Leather-bound hardcover books are the foundation of the fantasy of steampunk. Simply lay them individually or stacked on a side table or counter.

Maps and Globes

Add a weathered map of the Old World encased by a rustic frame to your walls and watch your steampunk room take form. And, throw in an old standup globe for good measure.

Velvet and Leather

Adding a bit of romanticism, velvet is a welcomed material in steampunking. A chaise lounge, or Victorian-style love seat, would soften an industrialized room. Also consider introducing a studded leather chair, as seen in libraries of old, into your decor.

Steampunk — the lighting is dim and atmospheric, the metal is exposed and everything is a weathered antique. Paul Jessup puts it very eloquently in his blog, booktionary, “Steampunk is a schizophrenic old codger who doesn’t know his own name half the time, let alone what century he’s in.”


Authored By:

Damon Adkins: Damon is a social media expert and entertainment enthusiast. He studied digital journalism on the West Coast and settled in the bay area with his family.

Managing a Self-Contained Solar Power System Part 1

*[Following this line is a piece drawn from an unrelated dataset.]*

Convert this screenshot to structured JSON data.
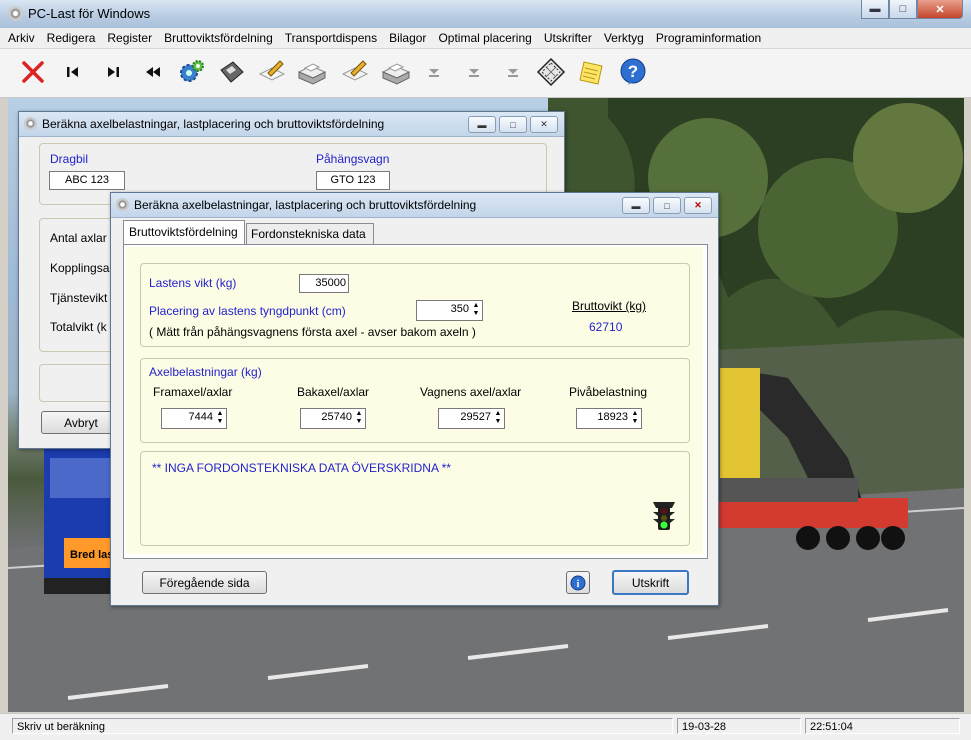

Managing a self-contained solar power system can be tricky, but with proper planning a system can be constructed to meet the power needs that you demand. The first step in setting up a self-contained solar power system is knowing exactly how much power you need to run the equipment on the system. There are a few things that you can do to maximize power efficiency of your system.

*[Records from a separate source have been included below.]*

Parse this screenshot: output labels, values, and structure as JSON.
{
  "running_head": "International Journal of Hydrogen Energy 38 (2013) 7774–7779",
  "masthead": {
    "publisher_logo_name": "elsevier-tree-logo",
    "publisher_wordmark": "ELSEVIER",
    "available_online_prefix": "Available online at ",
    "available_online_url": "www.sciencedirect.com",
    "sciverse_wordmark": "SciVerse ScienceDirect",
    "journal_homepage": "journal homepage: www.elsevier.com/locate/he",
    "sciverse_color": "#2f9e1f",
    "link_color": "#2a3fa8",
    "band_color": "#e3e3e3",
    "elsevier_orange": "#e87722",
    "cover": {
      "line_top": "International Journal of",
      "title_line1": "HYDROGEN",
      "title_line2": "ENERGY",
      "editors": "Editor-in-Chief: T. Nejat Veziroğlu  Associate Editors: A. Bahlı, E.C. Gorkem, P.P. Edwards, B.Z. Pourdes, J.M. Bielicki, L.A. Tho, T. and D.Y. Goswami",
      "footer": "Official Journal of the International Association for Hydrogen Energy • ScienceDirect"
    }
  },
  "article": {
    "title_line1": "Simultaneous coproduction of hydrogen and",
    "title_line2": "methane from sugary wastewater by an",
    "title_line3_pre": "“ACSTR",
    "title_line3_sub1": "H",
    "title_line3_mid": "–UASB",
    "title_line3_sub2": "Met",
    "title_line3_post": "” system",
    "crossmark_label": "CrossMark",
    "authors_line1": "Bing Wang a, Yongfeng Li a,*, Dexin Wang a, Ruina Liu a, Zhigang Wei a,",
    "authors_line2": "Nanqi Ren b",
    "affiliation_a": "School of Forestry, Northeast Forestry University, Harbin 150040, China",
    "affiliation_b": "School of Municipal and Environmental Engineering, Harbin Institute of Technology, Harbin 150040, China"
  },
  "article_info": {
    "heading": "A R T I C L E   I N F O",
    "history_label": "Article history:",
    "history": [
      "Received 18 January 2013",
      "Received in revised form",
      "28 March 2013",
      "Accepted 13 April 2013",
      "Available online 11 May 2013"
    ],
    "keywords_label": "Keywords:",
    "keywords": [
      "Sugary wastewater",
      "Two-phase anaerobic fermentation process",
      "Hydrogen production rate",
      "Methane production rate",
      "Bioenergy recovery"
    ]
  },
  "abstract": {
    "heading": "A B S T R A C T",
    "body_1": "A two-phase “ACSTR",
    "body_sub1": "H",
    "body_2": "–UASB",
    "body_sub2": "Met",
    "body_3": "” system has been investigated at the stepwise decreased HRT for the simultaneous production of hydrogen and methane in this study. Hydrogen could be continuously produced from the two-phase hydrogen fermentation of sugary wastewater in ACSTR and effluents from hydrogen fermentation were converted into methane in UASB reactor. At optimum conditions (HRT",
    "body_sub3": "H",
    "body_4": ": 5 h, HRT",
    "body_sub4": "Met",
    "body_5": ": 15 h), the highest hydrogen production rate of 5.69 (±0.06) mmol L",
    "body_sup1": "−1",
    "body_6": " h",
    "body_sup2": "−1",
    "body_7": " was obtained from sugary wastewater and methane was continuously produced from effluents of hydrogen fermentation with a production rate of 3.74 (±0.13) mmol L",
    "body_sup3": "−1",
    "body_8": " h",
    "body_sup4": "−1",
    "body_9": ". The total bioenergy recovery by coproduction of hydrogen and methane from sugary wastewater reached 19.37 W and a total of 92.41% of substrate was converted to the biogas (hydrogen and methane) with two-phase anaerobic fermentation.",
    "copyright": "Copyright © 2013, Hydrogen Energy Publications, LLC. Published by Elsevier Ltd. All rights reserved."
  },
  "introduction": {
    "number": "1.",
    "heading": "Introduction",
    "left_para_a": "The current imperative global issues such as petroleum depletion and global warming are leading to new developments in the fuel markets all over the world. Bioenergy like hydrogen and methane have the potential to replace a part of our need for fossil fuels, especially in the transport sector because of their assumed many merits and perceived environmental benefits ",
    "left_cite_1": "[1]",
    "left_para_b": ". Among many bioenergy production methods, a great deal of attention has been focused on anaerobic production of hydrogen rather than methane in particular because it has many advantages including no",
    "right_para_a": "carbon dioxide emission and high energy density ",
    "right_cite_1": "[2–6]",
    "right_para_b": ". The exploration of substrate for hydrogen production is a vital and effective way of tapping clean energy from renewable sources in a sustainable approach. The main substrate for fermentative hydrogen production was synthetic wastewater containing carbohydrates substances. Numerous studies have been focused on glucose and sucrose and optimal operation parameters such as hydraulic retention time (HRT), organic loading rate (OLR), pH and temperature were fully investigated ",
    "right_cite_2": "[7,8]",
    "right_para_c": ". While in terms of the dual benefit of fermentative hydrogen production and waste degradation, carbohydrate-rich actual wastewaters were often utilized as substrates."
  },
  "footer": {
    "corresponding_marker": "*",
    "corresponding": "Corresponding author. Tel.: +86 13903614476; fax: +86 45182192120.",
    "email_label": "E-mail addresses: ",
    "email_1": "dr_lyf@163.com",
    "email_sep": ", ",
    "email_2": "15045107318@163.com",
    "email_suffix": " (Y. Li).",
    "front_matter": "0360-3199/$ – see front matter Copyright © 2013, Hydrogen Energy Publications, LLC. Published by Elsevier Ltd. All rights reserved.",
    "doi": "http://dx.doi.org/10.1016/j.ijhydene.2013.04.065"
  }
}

1. When possible, use direct 12v equipment and minimize the use of inverters. Using 12v DC to 120v AC inverters will cause you to lose 20% or more efficiency on your system. The inverter has to convert the power from DC to AC and therefore it loses energy in the process. If you must use an inverter (Which in most cases is necessary) choose one that is efficient. The efficiency of the inverter should be noted in its tech specs.

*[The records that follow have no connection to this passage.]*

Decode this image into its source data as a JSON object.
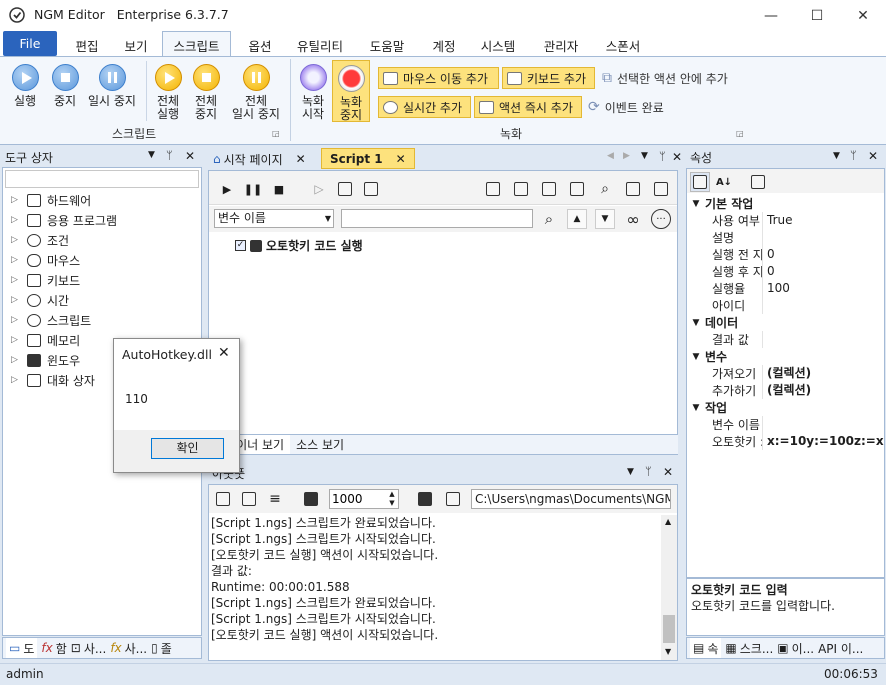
{
  "window": {
    "app_name": "NGM Editor",
    "edition": "Enterprise 6.3.7.7",
    "min": "—",
    "max": "☐",
    "close": "✕"
  },
  "menu": {
    "file": "File",
    "tabs": [
      "편집",
      "보기",
      "스크립트",
      "옵션",
      "유틸리티",
      "도움말",
      "계정",
      "시스템",
      "관리자",
      "스폰서"
    ]
  },
  "ribbon": {
    "script_buttons": [
      {
        "label1": "실행",
        "label2": ""
      },
      {
        "label1": "중지",
        "label2": ""
      },
      {
        "label1": "일시 중지",
        "label2": ""
      }
    ],
    "all_buttons": [
      {
        "label1": "전체",
        "label2": "실행"
      },
      {
        "label1": "전체",
        "label2": "중지"
      },
      {
        "label1": "전체",
        "label2": "일시 중지"
      }
    ],
    "script_group": "스크립트",
    "record_start": {
      "label1": "녹화",
      "label2": "시작"
    },
    "record_stop": {
      "label1": "녹화",
      "label2": "중지"
    },
    "mouse_add": "마우스 이동 추가",
    "keyboard_add": "키보드 추가",
    "selected_action": "선택한 액션 안에 추가",
    "realtime_add": "실시간 추가",
    "action_instant_add": "액션 즉시 추가",
    "event_done": "이벤트 완료",
    "record_group": "녹화"
  },
  "toolbox": {
    "title": "도구 상자",
    "items": [
      "하드웨어",
      "응용 프로그램",
      "조건",
      "마우스",
      "키보드",
      "시간",
      "스크립트",
      "메모리",
      "윈도우",
      "대화 상자"
    ],
    "bottom_tabs": [
      "도",
      "함",
      "사...",
      "사...",
      "졸"
    ]
  },
  "editor": {
    "tabs": [
      {
        "label": "시작 페이지",
        "close": "✕"
      },
      {
        "label": "Script 1",
        "close": "✕"
      }
    ],
    "var_select": "변수 이름",
    "action_text": "오토핫키 코드 실행",
    "bottom_tabs": [
      "디자이너 보기",
      "소스 보기"
    ]
  },
  "output": {
    "title": "아웃풋",
    "delay_value": "1000",
    "path": "C:\\Users\\ngmas\\Documents\\NGM6\\",
    "lines": [
      "[Script 1.ngs] 스크립트가 완료되었습니다.",
      "[Script 1.ngs] 스크립트가 시작되었습니다.",
      "[오토핫키 코드 실행] 액션이 시작되었습니다.",
      "결과 값:",
      "Runtime: 00:00:01.588",
      "[Script 1.ngs] 스크립트가 완료되었습니다.",
      "[Script 1.ngs] 스크립트가 시작되었습니다.",
      "[오토핫키 코드 실행] 액션이 시작되었습니다."
    ]
  },
  "properties": {
    "title": "속성",
    "categories": [
      {
        "name": "기본 작업",
        "rows": [
          {
            "k": "사용 여부",
            "v": "True"
          },
          {
            "k": "설명",
            "v": ""
          },
          {
            "k": "실행 전 지",
            "v": "0"
          },
          {
            "k": "실행 후 지",
            "v": "0"
          },
          {
            "k": "실행율",
            "v": "100"
          },
          {
            "k": "아이디",
            "v": ""
          }
        ]
      },
      {
        "name": "데이터",
        "rows": [
          {
            "k": "결과 값",
            "v": ""
          }
        ]
      },
      {
        "name": "변수",
        "rows": [
          {
            "k": "가져오기",
            "v": "(컬렉션)"
          },
          {
            "k": "추가하기",
            "v": "(컬렉션)"
          }
        ]
      },
      {
        "name": "작업",
        "rows": [
          {
            "k": "변수 이름",
            "v": ""
          },
          {
            "k": "오토핫키 :",
            "v": "x:=10y:=100z:=x+y"
          }
        ]
      }
    ],
    "desc_title": "오토핫키 코드 입력",
    "desc_text": "오토핫키 코드를 입력합니다.",
    "bottom_tabs": [
      "속",
      "스크...",
      "이...",
      "API 이..."
    ]
  },
  "status": {
    "user": "admin",
    "time": "00:06:53"
  },
  "dialog": {
    "title": "AutoHotkey.dll",
    "message": "110",
    "ok": "확인",
    "close": "✕"
  },
  "colors": {
    "accent": "#2b64bd",
    "highlight": "#fde27d",
    "panel_border": "#a4bad6"
  }
}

2. Determine a total on power that all the equipment that you will be using needs to run. Make sure to take into account devices that use more power during the day or night, or those items that are effected by hot and cold.

3. Make sure that the power supplied by your solar panels far exceeds the amount needed by your equipment.

4. Use good batteries for energy storage of your system. Dry acid batteries such as those manufactured by Odyssey are a little more expensive, but they will maintain more energy over wet acid car batteries and more importantly are better for discharging and recharging. Standard automotive and marine batteries are not designed to be discharged and recharged. I have personally tested many types of batteries for such uses and nothing has come close to the Odyssey dry acid batteries for the price.

There are Three main parts to a solar-powered energy system.

1. The Solar Panels and energy collection device.

2. The Energy storage system (Batteries).

3. The power load (Devices Being Powered)

In a simple explanation, the energy is collected by the solar panels and stored in the batteries. Then the Devices on the system use the power from the batteries. The trick is to create more total energy that is being used. This will keep the batteries at full charge and allow your devices to run all the time.

This may seem obvious, but make sure to take into consideration the fact that you will not be generating power at night. So, with that said, the system must produce enough power to run the system during the day as well as charge the batteries with enough energy to run the system at night. You should set up your system based on the longest night of the year (The winter solstice), which usually occurs around December 21st or 22nd in the Northern hemisphere.

In Part 2 of this article I will go into the calculations necessary to figure out what size panels you need and how many batteries will be necessary.